== TASK GOAL ==
Retype the records that follow, every line exactly as written.

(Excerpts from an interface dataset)
★ ★ ★ ★ ★
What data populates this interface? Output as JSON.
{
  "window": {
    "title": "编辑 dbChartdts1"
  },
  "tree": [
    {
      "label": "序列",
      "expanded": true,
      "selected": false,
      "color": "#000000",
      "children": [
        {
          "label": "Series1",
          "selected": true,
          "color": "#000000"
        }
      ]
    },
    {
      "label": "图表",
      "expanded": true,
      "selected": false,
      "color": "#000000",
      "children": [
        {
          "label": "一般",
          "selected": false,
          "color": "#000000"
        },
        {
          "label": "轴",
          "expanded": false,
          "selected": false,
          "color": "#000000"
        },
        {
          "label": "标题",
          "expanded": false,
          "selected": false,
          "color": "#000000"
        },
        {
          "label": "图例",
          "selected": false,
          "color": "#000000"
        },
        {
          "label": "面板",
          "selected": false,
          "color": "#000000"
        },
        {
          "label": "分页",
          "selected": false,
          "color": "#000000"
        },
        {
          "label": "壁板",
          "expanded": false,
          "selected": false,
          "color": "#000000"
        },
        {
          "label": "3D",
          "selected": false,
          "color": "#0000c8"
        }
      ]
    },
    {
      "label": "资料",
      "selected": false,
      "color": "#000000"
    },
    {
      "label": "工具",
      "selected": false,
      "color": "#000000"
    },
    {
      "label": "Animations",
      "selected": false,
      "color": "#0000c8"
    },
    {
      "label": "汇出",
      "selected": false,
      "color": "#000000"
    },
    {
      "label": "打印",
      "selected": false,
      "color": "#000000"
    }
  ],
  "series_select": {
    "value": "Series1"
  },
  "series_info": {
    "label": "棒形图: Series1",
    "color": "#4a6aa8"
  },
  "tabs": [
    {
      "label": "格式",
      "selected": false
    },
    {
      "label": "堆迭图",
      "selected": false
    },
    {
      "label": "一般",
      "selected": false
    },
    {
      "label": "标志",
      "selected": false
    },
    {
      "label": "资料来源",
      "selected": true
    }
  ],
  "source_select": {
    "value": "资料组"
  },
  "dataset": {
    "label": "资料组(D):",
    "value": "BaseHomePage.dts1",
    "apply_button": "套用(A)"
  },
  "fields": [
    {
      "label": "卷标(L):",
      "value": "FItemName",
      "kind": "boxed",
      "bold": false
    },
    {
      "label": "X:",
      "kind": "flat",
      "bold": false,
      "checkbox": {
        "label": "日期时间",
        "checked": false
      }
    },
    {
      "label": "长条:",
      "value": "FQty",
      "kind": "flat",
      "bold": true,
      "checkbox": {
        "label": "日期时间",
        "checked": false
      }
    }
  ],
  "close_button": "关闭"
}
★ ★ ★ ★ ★
== RESPONSE BOX ==
What data populates this interface? Output as JSON.
{
  "window": {
    "title": "编辑 dbChartdts1"
  },
  "tree": [
    {
      "label": "序列",
      "expanded": true,
      "selected": false,
      "color": "#000000",
      "children": [
        {
          "label": "Series1",
          "selected": true,
          "color": "#000000"
        }
      ]
    },
    {
      "label": "图表",
      "expanded": true,
      "selected": false,
      "color": "#000000",
      "children": [
        {
          "label": "一般",
          "selected": false,
          "color": "#000000"
        },
        {
          "label": "轴",
          "expanded": false,
          "selected": false,
          "color": "#000000"
        },
        {
          "label": "标题",
          "expanded": false,
          "selected": false,
          "color": "#000000"
        },
        {
          "label": "图例",
          "selected": false,
          "color": "#000000"
        },
        {
          "label": "面板",
          "selected": false,
          "color": "#000000"
        },
        {
          "label": "分页",
          "selected": false,
          "color": "#000000"
        },
        {
          "label": "壁板",
          "expanded": false,
          "selected": false,
          "color": "#000000"
        },
        {
          "label": "3D",
          "selected": false,
          "color": "#0000c8"
        }
      ]
    },
    {
      "label": "资料",
      "selected": false,
      "color": "#000000"
    },
    {
      "label": "工具",
      "selected": false,
      "color": "#000000"
    },
    {
      "label": "Animations",
      "selected": false,
      "color": "#0000c8"
    },
    {
      "label": "汇出",
      "selected": false,
      "color": "#000000"
    },
    {
      "label": "打印",
      "selected": false,
      "color": "#000000"
    }
  ],
  "series_select": {
    "value": "Series1"
  },
  "series_info": {
    "label": "棒形图: Series1",
    "color": "#4a6aa8"
  },
  "tabs": [
    {
      "label": "格式",
      "selected": false
    },
    {
      "label": "堆迭图",
      "selected": false
    },
    {
      "label": "一般",
      "selected": false
    },
    {
      "label": "标志",
      "selected": false
    },
    {
      "label": "资料来源",
      "selected": true
    }
  ],
  "source_select": {
    "value": "资料组"
  },
  "dataset": {
    "label": "资料组(D):",
    "value": "BaseHomePage.dts1",
    "apply_button": "套用(A)"
  },
  "fields": [
    {
      "label": "卷标(L):",
      "value": "FItemName",
      "kind": "boxed",
      "bold": false
    },
    {
      "label": "X:",
      "kind": "flat",
      "bold": false,
      "checkbox": {
        "label": "日期时间",
        "checked": false
      }
    },
    {
      "label": "长条:",
      "value": "FQty",
      "kind": "flat",
      "bold": true,
      "checkbox": {
        "label": "日期时间",
        "checked": false
      }
    }
  ],
  "close_button": "关闭"
}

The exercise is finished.